The SA Transport and Allied Workers Union (Satawu) yesterday called for Transnet National Ports Authority CEO Pepi Silinga to be fired from office, alleging he was likely to interfere with investigations into his alleged irregular picking of close associates to a lucrative ports fencing upgrade tender.
The tender’s value has controversially ballooned from R80 million to R300m.
Transnet acting group CEO Michelle Phillips confirmed yesterday that the port and logistics parastatal had launched an independent probe into Silinga. It had also referred allegations of corruption against the executive to the Special Investigating Unit (SIU).
However, Satawu yesterday said Silinga had to be removed from office as he was likely to tamper with investigations.
Transnet CEO Portia Derby retired from the company last year following years of lobbying by pressure groups for her removal from office over “corporate sabotage”, according to the DA. Transnet also dismissed other top executives after the SIU unearthed a scandal under which the price of disposable straws was inflated to R29 each.
“Silinga is an employee at Transnet and he must be treated as such.
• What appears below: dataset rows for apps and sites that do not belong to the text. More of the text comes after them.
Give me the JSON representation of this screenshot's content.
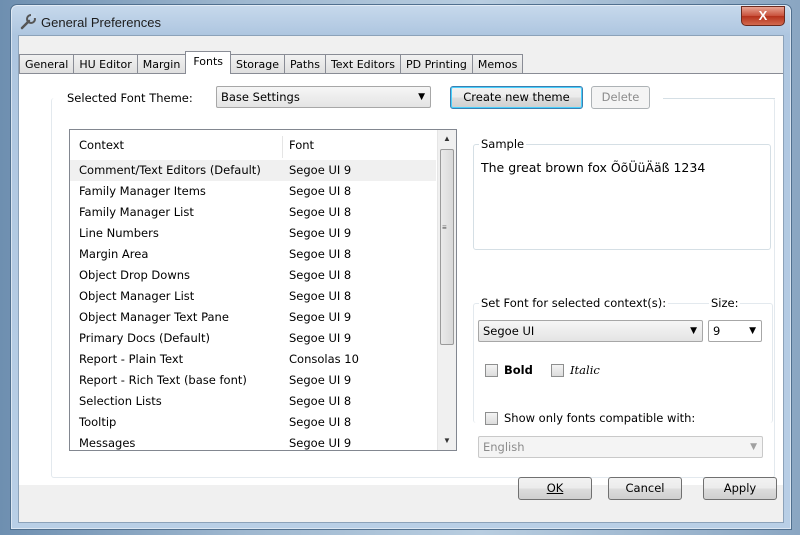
{
  "window": {
    "title": "General Preferences",
    "close_glyph": "X"
  },
  "tabs": [
    {
      "label": "General"
    },
    {
      "label": "HU Editor"
    },
    {
      "label": "Margin"
    },
    {
      "label": "Fonts",
      "active": true
    },
    {
      "label": "Storage"
    },
    {
      "label": "Paths"
    },
    {
      "label": "Text Editors"
    },
    {
      "label": "PD Printing"
    },
    {
      "label": "Memos"
    }
  ],
  "theme": {
    "label": "Selected Font Theme:",
    "value": "Base Settings",
    "create_button": "Create new theme",
    "delete_button": "Delete"
  },
  "contexts": {
    "headers": {
      "context": "Context",
      "font": "Font"
    },
    "rows": [
      {
        "context": "Comment/Text Editors (Default)",
        "font": "Segoe UI 9",
        "selected": true
      },
      {
        "context": "Family Manager Items",
        "font": "Segoe UI 8"
      },
      {
        "context": "Family Manager List",
        "font": "Segoe UI 8"
      },
      {
        "context": "Line Numbers",
        "font": "Segoe UI 9"
      },
      {
        "context": "Margin Area",
        "font": "Segoe UI 8"
      },
      {
        "context": "Object Drop Downs",
        "font": "Segoe UI 8"
      },
      {
        "context": "Object Manager List",
        "font": "Segoe UI 8"
      },
      {
        "context": "Object Manager Text Pane",
        "font": "Segoe UI 9"
      },
      {
        "context": "Primary Docs (Default)",
        "font": "Segoe UI 9"
      },
      {
        "context": "Report - Plain Text",
        "font": "Consolas 10"
      },
      {
        "context": "Report - Rich Text (base font)",
        "font": "Segoe UI 9"
      },
      {
        "context": "Selection Lists",
        "font": "Segoe UI 8"
      },
      {
        "context": "Tooltip",
        "font": "Segoe UI 8"
      },
      {
        "context": "Messages",
        "font": "Segoe UI 9"
      }
    ]
  },
  "sample": {
    "label": "Sample",
    "text": "The great brown fox ÕõÜüÄäß 1234"
  },
  "font_setter": {
    "label": "Set Font for selected context(s):",
    "size_label": "Size:",
    "font_value": "Segoe UI",
    "size_value": "9",
    "bold_label": "Bold",
    "italic_label": "Italic",
    "compat_label": "Show only fonts compatible with:",
    "compat_value": "English"
  },
  "footer": {
    "ok": "OK",
    "cancel": "Cancel",
    "apply": "Apply"
  },
  "icons": {
    "title": "wrench-icon",
    "dropdown": "chevron-down-icon",
    "scroll_up": "scroll-up-icon",
    "scroll_down": "scroll-down-icon"
  }
}
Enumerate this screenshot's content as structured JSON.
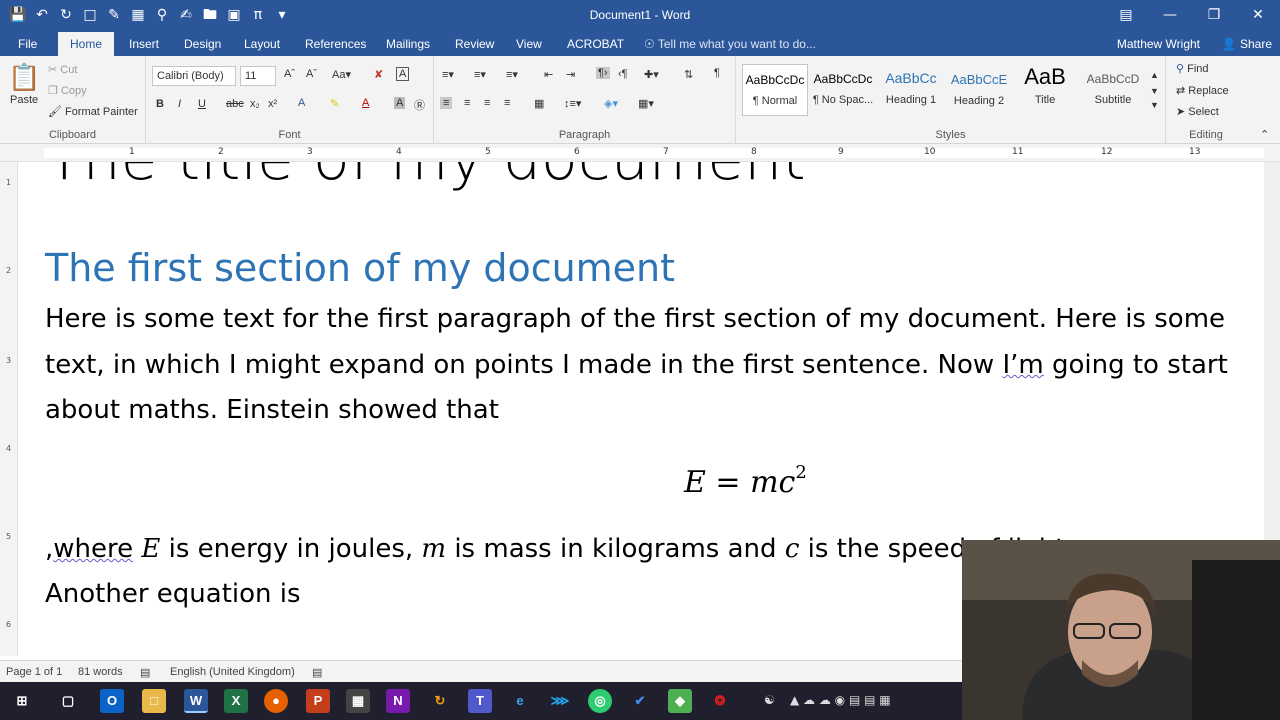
{
  "window": {
    "title": "Document1 - Word",
    "qat_icons": [
      "save-icon",
      "undo-icon",
      "redo-icon",
      "new-doc-icon",
      "paint-icon",
      "table-icon",
      "find-icon",
      "edit-icon",
      "folder-icon",
      "picture-icon",
      "pi-icon",
      "dropdown-icon"
    ]
  },
  "tabs": {
    "file": "File",
    "home": "Home",
    "insert": "Insert",
    "design": "Design",
    "layout": "Layout",
    "references": "References",
    "mailings": "Mailings",
    "review": "Review",
    "view": "View",
    "acrobat": "ACROBAT",
    "tell_me": "Tell me what you want to do...",
    "user": "Matthew Wright",
    "share": "Share"
  },
  "ribbon": {
    "clipboard": {
      "label": "Clipboard",
      "paste": "Paste",
      "cut": "Cut",
      "copy": "Copy",
      "format_painter": "Format Painter"
    },
    "font": {
      "label": "Font",
      "family": "Calibri (Body)",
      "size": "11"
    },
    "paragraph": {
      "label": "Paragraph"
    },
    "styles": {
      "label": "Styles",
      "items": [
        {
          "sample": "AaBbCcDc",
          "name": "¶ Normal"
        },
        {
          "sample": "AaBbCcDc",
          "name": "¶ No Spac..."
        },
        {
          "sample": "AaBbCc",
          "name": "Heading 1"
        },
        {
          "sample": "AaBbCcE",
          "name": "Heading 2"
        },
        {
          "sample": "AaB",
          "name": "Title"
        },
        {
          "sample": "AaBbCcD",
          "name": "Subtitle"
        }
      ]
    },
    "editing": {
      "label": "Editing",
      "find": "Find",
      "replace": "Replace",
      "select": "Select"
    }
  },
  "document": {
    "title": "The title of my document",
    "heading": "The first section of my document",
    "para_line1": "Here is some text for the first paragraph of the first section of my document. Here is some",
    "para_line2_a": "text, in which I might expand on points I made in the first sentence. Now ",
    "para_line2_im": "I’m",
    "para_line2_b": " going to start",
    "para_line3": "about maths. Einstein showed that",
    "equation_base": "E = mc",
    "equation_exp": "2",
    "where_line": {
      "comma": ",",
      "where": "where",
      "var_e": "E",
      "t1": " is energy in joules, ",
      "var_m": "m",
      "t2": " is mass in kilograms and ",
      "var_c": "c",
      "t3": " is the speed of light"
    },
    "para_last": "Another equation is"
  },
  "status": {
    "page": "Page 1 of 1",
    "words": "81 words",
    "language": "English (United Kingdom)"
  },
  "ruler_numbers": [
    "1",
    "2",
    "3",
    "4",
    "5",
    "6",
    "7",
    "8",
    "9",
    "10",
    "11",
    "12",
    "13"
  ],
  "vruler_numbers": [
    "1",
    "2",
    "3",
    "4",
    "5",
    "6"
  ],
  "taskbar": {
    "apps": [
      "windows-start",
      "task-view",
      "outlook",
      "file-explorer",
      "word",
      "excel",
      "firefox",
      "powerpoint",
      "calculator",
      "onenote",
      "sync",
      "teams",
      "edge",
      "vscode",
      "browser-green",
      "todo",
      "app-green",
      "acrobat"
    ]
  },
  "colors": {
    "word_blue": "#2b579a",
    "heading_blue": "#2e74b5"
  }
}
He is facing serious allegations of corruption and he must be suspended and allow the entity to do their own investigations,” Amanda Tshemese, a spokesperson for Satawu, told “Business Report” last night.
Allegations against Silinga are that the Transnet executive irregularly appointed Coega Development Corporation – a company he had previously worked for – as the implementing partner for a fencing contract at Richards Bay, KwaZulu-Natal, and Saldanha Bay ports. Dust over the contract was raised when the cost for the fencing project at the three ports ballooned from R80m to R300m.
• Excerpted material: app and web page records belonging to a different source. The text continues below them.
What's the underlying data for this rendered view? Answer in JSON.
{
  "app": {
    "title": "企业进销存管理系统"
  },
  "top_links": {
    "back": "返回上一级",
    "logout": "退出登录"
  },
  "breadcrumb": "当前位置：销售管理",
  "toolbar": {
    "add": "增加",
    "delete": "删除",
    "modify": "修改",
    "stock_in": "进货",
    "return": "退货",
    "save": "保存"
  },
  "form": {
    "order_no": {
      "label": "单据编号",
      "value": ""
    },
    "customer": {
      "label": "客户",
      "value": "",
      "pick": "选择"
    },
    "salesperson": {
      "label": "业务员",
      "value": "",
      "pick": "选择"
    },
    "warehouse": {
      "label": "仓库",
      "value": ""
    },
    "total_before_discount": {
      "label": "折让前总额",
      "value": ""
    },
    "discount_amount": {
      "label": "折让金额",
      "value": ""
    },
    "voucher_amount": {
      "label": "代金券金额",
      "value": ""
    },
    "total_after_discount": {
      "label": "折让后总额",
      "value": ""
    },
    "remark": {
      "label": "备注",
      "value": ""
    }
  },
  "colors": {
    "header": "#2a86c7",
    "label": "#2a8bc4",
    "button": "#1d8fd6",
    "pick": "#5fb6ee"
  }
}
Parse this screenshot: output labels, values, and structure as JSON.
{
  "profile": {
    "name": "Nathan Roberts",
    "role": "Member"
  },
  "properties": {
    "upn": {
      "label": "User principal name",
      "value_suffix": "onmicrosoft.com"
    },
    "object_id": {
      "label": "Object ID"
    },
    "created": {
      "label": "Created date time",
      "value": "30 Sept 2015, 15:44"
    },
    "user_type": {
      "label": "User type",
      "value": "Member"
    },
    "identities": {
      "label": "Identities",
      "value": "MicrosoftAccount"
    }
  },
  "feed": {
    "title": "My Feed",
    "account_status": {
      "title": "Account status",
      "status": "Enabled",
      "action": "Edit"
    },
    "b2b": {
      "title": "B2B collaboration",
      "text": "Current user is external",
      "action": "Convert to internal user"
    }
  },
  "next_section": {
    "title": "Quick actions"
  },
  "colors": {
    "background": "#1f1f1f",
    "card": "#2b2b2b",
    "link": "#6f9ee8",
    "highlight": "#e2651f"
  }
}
“Transnet has consequently appointed an independent law firm to undertake an in-depth investigation in this regard. The matter has also been referred to the SIU, who have acknowledged receipt of the referral, and will be proceeding with the investigation,” Phillips said in a statement yesterday.
Tshemese said Transnet was “collapsing because of people like Silinga”.
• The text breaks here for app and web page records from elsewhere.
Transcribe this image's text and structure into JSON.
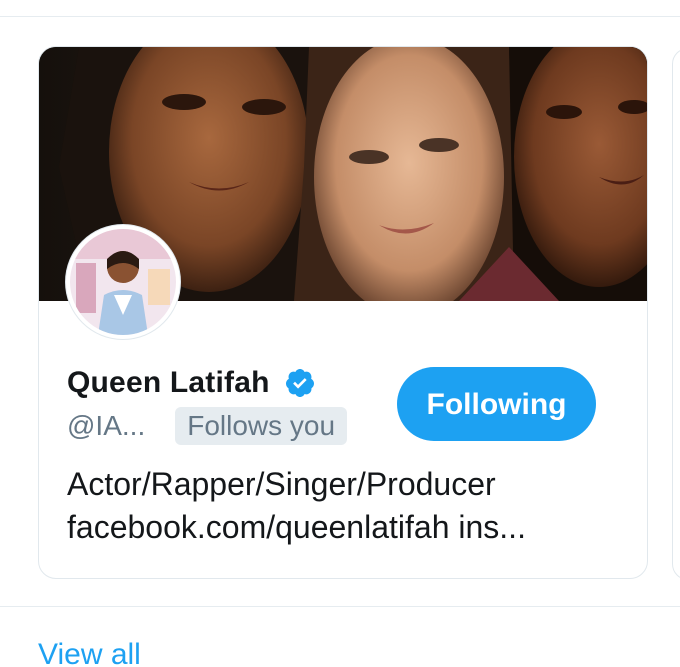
{
  "card": {
    "name": "Queen Latifah",
    "handle": "@IA...",
    "follows_badge": "Follows you",
    "follow_button_label": "Following",
    "bio_lines": [
      "Actor/Rapper/Singer/Producer",
      "facebook.com/queenlatifah ins..."
    ],
    "verified_icon": "verified-badge-icon"
  },
  "footer": {
    "view_all_label": "View all"
  },
  "colors": {
    "accent": "#1da1f2",
    "name_text": "#14171a",
    "secondary_text": "#657786",
    "badge_bg": "#e6ecf0",
    "border": "#e1e8ed"
  }
}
This latest Transnet setback comes at a time many South African companies have been grounded because of problems at ports that are delaying deliveries and preventing timely shipping of raw materials and finished products.
Although Transnet was “co-operating fully” with investigation processes under the SIU, anti-corruption watchers and pressure groups have raised concern that investigations into Silinga’s alleged irregular conduct would be affected if he continued to stay in office.
Transnet confirmed receiving, on numerous occasions, a number of allegations against Silinga, although there had been no evidence to substantiate the accusations, the company said.
“He hired his close friends in that office and he is likely to tamper with the evidence,” added Tshemese.
Transnet, however, said, that “should prima facie evidence become available during these investigations”, it would “not hesitate to invoke the relevant processes in line with the company policies, laws of the country, and to take the necessary disciplinary action” against Silinga.
Andile Sangqu, Transnet’s board chairperson, said in October that the parastatal was focused on implementing the Transnet recovery plan aimed at driving up volume growth and enhancing rail and port operations. The plan is also geared at improving the availability and reliability of critical equipment as well as enhancing the quality of assets.
To achieve this, Transnet is focusing on private sector partnerships as conduits to drive growth and operational delivery in its key market segments. Moreover, another key focus area would be on disposal of non-core assets to preserve cash.
Transnet has been haemorrhaging cash, with generated revenue falling from R72.9 billion in 2017 to R68.9bn for the 2022/2023 year. Operating expenses, however, increased from R40.4bn to R45.9bn over the same period, a growth of 2.15%.
Last year, South Africa approved a R47bn bailout under a guarantee facility for Transnet, which says it has a zero tolerance towards corruption. This will likely be tested by how it acts on Silinga.